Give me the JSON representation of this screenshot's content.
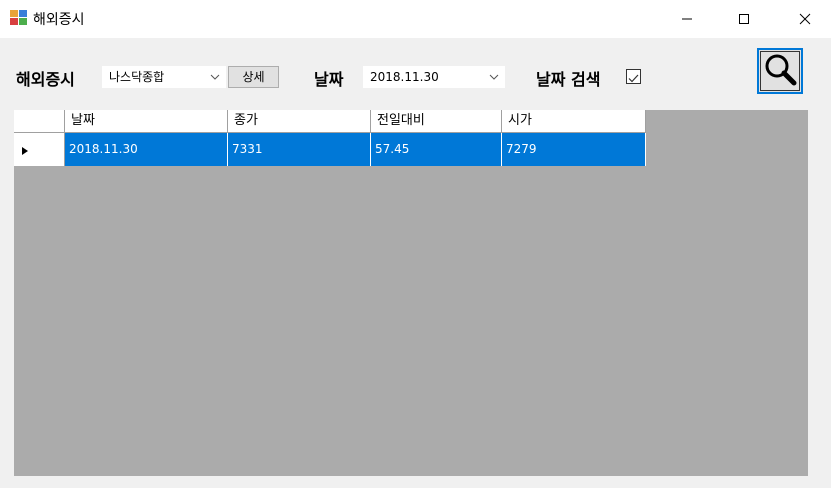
{
  "window": {
    "title": "해외증시",
    "icon": "app-window-icon",
    "controls": {
      "minimize_icon": "minimize-icon",
      "maximize_icon": "maximize-icon",
      "close_icon": "close-icon"
    }
  },
  "toolbar": {
    "market_label": "해외증시",
    "market_selected": "나스닥종합",
    "detail_button": "상세",
    "date_label": "날짜",
    "date_selected": "2018.11.30",
    "date_search_label": "날짜 검색",
    "date_search_checked": true,
    "search_icon": "magnifier-icon"
  },
  "grid": {
    "columns": [
      "날짜",
      "종가",
      "전일대비",
      "시가"
    ],
    "rows": [
      {
        "date": "2018.11.30",
        "close": "7331",
        "change": "57.45",
        "open": "7279",
        "selected": true
      }
    ]
  },
  "colors": {
    "selection": "#0078d7",
    "grid_background": "#ababab",
    "accent_border": "#0078d7"
  }
}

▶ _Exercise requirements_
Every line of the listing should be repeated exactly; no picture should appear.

▶ _Exercise result_
Give me the JSON representation of this screenshot's content.
{
  "window": {
    "title": "해외증시",
    "icon": "app-window-icon",
    "controls": {
      "minimize_icon": "minimize-icon",
      "maximize_icon": "maximize-icon",
      "close_icon": "close-icon"
    }
  },
  "toolbar": {
    "market_label": "해외증시",
    "market_selected": "나스닥종합",
    "detail_button": "상세",
    "date_label": "날짜",
    "date_selected": "2018.11.30",
    "date_search_label": "날짜 검색",
    "date_search_checked": true,
    "search_icon": "magnifier-icon"
  },
  "grid": {
    "columns": [
      "날짜",
      "종가",
      "전일대비",
      "시가"
    ],
    "rows": [
      {
        "date": "2018.11.30",
        "close": "7331",
        "change": "57.45",
        "open": "7279",
        "selected": true
      }
    ]
  },
  "colors": {
    "selection": "#0078d7",
    "grid_background": "#ababab",
    "accent_border": "#0078d7"
  }
}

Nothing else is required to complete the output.